ABOUT THIS TASK: Wherever the string "category" appears in the records, return the line that holds it.

** DATASET follows **

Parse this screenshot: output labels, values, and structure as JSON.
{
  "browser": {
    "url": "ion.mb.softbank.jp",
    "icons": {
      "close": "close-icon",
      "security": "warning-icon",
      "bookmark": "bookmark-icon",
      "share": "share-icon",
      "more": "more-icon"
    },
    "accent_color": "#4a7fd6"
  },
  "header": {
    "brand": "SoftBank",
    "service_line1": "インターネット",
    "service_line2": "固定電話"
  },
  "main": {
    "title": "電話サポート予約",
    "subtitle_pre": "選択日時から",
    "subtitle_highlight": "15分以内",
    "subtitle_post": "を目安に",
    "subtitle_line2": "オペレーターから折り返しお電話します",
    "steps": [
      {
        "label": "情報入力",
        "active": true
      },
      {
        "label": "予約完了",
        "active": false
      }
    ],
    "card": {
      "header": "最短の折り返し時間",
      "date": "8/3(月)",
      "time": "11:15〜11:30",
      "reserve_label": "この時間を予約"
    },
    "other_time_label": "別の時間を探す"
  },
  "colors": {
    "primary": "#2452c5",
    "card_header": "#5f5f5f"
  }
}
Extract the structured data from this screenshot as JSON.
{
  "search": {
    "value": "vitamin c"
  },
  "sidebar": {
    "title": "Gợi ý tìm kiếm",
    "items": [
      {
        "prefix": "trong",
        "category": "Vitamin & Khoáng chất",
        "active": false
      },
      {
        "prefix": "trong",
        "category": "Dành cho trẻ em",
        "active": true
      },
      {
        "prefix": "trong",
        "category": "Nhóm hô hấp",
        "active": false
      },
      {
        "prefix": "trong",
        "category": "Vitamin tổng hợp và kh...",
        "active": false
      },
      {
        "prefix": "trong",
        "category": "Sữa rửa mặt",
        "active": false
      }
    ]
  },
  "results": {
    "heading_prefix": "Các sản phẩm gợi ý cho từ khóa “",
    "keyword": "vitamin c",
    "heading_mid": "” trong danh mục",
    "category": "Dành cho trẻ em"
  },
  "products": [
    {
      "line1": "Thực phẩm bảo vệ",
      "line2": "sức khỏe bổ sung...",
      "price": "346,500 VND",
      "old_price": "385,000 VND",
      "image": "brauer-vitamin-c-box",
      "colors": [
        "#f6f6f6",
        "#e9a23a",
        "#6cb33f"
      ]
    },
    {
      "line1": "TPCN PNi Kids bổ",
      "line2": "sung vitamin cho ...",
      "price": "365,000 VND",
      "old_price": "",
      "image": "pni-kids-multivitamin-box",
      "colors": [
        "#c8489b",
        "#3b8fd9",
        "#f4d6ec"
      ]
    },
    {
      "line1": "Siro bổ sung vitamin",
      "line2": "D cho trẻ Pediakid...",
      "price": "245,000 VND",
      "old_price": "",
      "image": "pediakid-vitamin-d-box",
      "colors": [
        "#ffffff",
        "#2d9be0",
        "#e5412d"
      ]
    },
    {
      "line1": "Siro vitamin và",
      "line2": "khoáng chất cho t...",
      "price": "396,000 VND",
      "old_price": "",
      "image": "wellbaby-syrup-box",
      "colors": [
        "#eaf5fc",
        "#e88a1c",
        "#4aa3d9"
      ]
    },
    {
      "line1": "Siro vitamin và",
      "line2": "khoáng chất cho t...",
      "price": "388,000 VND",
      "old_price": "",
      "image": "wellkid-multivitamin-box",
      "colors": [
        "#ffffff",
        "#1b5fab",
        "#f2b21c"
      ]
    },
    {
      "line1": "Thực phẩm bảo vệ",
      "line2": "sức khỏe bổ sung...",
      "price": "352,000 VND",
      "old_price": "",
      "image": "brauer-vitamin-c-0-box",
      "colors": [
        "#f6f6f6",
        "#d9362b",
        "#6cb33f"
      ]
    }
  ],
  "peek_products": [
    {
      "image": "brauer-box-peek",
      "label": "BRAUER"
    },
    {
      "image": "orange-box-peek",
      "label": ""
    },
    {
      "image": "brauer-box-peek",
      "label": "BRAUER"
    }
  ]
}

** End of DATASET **

OUTPUT:
        "category": "Vitamin & Khoáng chất",
        "category": "Dành cho trẻ em",
        "category": "Nhóm hô hấp",
        "category": "Vitamin tổng hợp và kh...",
        "category": "Sữa rửa mặt",
    "category": "Dành cho trẻ em"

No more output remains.